TOKYO (Reuters) - Asian shares ticked higher on Thursday after a set of robust U.S. data and upbeat earnings from Bank of America helped squash concerns of a slowdown in the world's largest economy following disappointing jobs growth in December.
U.S. producer prices posted their biggest gain in six months in December as the cost of gasoline rebounded strongly, but inflation pressure remained benign.
Separately, the Federal Reserve Bank of New York said a gauge of manufacturing in New York state jumped to its highest level in 20 months in January as new orders soared.
"A strong New York Fed Empire Survey Wednesday has added to market confidence that last week's soft U.S. jobs report did not augur a broader slowing in activity, particularly since the employment component also increased notably," analysts at BNP Paribas wrote in a note.
MSCI's broadest index of Asia-Pacific shares outside Japan .MIAPJ0000PUS added 0.1 percent in early trade, though holding below its 200-day moving average.
In Tokyo, Nikkei futures put on 0.3 percent, pointing to a slightly firmer open for the Nikkei benchmark .N225, which logged its best one-day rise in four months on Wednesday after suffering its worst session in five months the day before.
Overnight, U.S. stocks gained, with the Standard & Poor's 500 .SPX climbing to an all-time closing high on the back of the economic data and strong quarterly earnings from Bank of America (BAC.N).
The U.S.'s second-largest bank said quarterly profit surged nearly $3 billion as revenue increased and mortgage losses plunged in the clearest sign yet the bank was shaking off the impact of the financial crisis.
"The news from Bank of America's fourth-quarter numbers suggest the U.S. earnings season is in for a solid beat," Evan Lucas, market strategist at financial spreadbetter IG in Melbourne, wrote in a note.
Other U.S. banks have also done well so far in the latest quarterly earnings season, with JPMorgan Chase & Co (JPM.N) and Wells Fargo & Co (WFC.N) both reporting better-than-expected results this week.

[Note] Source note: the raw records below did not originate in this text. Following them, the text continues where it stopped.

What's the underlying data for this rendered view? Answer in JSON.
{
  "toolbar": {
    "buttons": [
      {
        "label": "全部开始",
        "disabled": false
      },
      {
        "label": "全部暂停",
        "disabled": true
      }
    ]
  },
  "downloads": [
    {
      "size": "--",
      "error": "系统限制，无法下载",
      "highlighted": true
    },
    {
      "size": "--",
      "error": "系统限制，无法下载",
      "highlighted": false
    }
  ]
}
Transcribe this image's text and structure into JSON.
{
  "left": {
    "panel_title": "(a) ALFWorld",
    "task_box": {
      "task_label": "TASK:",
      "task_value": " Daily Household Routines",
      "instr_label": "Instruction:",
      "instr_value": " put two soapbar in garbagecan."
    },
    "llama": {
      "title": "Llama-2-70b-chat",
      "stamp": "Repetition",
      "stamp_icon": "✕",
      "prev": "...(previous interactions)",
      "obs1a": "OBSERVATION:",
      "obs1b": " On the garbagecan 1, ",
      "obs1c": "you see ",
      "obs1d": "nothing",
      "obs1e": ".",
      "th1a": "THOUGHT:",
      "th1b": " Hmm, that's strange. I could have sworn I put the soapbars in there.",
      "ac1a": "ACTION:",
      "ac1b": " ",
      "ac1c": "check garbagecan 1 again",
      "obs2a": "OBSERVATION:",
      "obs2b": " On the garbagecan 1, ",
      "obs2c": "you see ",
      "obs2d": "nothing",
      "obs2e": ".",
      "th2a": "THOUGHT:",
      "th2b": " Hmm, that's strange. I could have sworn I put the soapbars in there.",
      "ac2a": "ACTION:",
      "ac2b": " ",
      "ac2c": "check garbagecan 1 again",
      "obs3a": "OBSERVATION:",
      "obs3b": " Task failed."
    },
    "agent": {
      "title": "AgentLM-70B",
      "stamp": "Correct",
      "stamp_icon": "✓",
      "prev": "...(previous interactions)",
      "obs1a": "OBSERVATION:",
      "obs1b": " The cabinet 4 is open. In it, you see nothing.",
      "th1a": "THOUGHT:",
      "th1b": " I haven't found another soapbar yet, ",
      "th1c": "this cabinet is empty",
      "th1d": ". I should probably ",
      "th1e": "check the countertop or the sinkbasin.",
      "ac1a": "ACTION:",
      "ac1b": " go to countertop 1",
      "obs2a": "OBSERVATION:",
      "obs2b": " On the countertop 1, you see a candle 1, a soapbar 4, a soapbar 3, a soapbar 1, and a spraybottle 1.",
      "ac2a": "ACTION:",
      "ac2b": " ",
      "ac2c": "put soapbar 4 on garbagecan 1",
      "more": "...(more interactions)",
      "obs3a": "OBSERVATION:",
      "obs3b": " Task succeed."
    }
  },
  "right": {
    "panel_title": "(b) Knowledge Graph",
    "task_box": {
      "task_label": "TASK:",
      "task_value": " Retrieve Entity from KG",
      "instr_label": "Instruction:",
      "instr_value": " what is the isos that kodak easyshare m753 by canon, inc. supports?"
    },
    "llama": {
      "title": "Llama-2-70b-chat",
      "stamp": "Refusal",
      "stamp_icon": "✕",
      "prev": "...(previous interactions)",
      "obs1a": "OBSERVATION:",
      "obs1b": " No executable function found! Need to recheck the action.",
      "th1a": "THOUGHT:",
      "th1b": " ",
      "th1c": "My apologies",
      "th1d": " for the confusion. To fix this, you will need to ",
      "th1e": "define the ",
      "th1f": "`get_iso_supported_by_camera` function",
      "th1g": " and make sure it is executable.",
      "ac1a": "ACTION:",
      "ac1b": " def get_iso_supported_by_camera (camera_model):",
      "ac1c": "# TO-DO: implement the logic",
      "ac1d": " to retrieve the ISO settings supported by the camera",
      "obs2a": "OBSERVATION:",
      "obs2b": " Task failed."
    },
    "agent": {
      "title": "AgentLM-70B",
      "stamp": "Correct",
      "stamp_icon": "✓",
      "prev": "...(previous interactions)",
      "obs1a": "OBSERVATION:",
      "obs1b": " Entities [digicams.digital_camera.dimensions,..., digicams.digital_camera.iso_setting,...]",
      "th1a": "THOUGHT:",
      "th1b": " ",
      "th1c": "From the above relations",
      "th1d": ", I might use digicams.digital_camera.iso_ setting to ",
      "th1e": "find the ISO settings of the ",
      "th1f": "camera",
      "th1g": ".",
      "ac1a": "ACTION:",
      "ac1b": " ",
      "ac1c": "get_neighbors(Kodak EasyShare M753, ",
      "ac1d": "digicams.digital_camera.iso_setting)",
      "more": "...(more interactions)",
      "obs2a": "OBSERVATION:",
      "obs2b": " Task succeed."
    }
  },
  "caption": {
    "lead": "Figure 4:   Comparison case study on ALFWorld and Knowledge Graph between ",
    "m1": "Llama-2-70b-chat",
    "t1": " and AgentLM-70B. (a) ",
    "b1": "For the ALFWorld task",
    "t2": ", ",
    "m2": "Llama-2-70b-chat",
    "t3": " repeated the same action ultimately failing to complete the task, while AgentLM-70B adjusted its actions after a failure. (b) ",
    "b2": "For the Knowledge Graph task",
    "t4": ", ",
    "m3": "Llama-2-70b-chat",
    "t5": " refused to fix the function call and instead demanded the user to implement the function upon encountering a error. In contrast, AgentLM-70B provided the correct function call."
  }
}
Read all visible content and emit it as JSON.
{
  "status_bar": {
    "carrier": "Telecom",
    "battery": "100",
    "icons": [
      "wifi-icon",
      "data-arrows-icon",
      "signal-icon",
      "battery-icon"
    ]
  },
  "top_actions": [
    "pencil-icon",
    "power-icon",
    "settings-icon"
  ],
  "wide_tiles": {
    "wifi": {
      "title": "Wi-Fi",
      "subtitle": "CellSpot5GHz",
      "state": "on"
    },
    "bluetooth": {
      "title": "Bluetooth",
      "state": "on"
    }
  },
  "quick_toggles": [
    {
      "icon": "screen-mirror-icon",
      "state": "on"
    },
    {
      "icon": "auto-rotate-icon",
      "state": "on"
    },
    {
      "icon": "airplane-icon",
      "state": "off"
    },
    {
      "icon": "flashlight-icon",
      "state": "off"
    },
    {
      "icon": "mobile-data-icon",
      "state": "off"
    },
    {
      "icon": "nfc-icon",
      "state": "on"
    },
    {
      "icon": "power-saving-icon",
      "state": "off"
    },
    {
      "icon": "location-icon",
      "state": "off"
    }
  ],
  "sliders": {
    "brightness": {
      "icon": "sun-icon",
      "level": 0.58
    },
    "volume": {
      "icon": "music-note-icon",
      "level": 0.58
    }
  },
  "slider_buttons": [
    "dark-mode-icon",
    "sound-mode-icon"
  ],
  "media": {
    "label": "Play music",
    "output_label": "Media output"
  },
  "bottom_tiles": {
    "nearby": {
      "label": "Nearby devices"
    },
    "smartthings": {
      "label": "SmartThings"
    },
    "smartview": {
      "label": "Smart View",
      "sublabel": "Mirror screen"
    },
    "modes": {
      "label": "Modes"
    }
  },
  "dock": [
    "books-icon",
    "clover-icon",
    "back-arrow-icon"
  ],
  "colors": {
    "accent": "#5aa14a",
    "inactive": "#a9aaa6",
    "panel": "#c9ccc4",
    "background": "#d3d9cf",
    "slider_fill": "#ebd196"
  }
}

Adding to the positive tone, the World Bank raised its forecast for global growth for the first time in three years as advanced economies started to pick up their pace, led by the United States.
It predicted global gross domestic product will expand 3.2 percent this year from 2.4 percent in 2013.
Apart from the economic data, the dollar also got a boost from comments by two of the Federal Reserve's most hawkish policymakers who take up voting power this year. They said the central bank should bring its bond-buying campaign to a swift close.
The euro was steady at $1.3604, having fallen 0.5 percent in the previous session. Against the yen, the greenback was at 104.57 after gaining 0.3 percent overnight.
"We remain bullish on the USD and see scope for further downside in EUR/USD and GBP/USD in the near-term," BNP Paribas analysts said.
The dollar .DXY was up 0.4 percent at 81.008 against a basket of major currencies, further pulling away from a two-week low of 80.444 set on Tuesday.
Among commodities, gold was up a tad at $1,242.40 an ounce, stabilizing after having hit a near one-week low of $1,234.10 on Wednesday as the dollar rallied.
U.S. crude futures added 0.2 percent to $94.33 a barrel, near a two-week high of $94.64 set in the prior day after U.S. government data showed a larger-than-expected drop in inventories.
(Editing by Shri Navaratnam)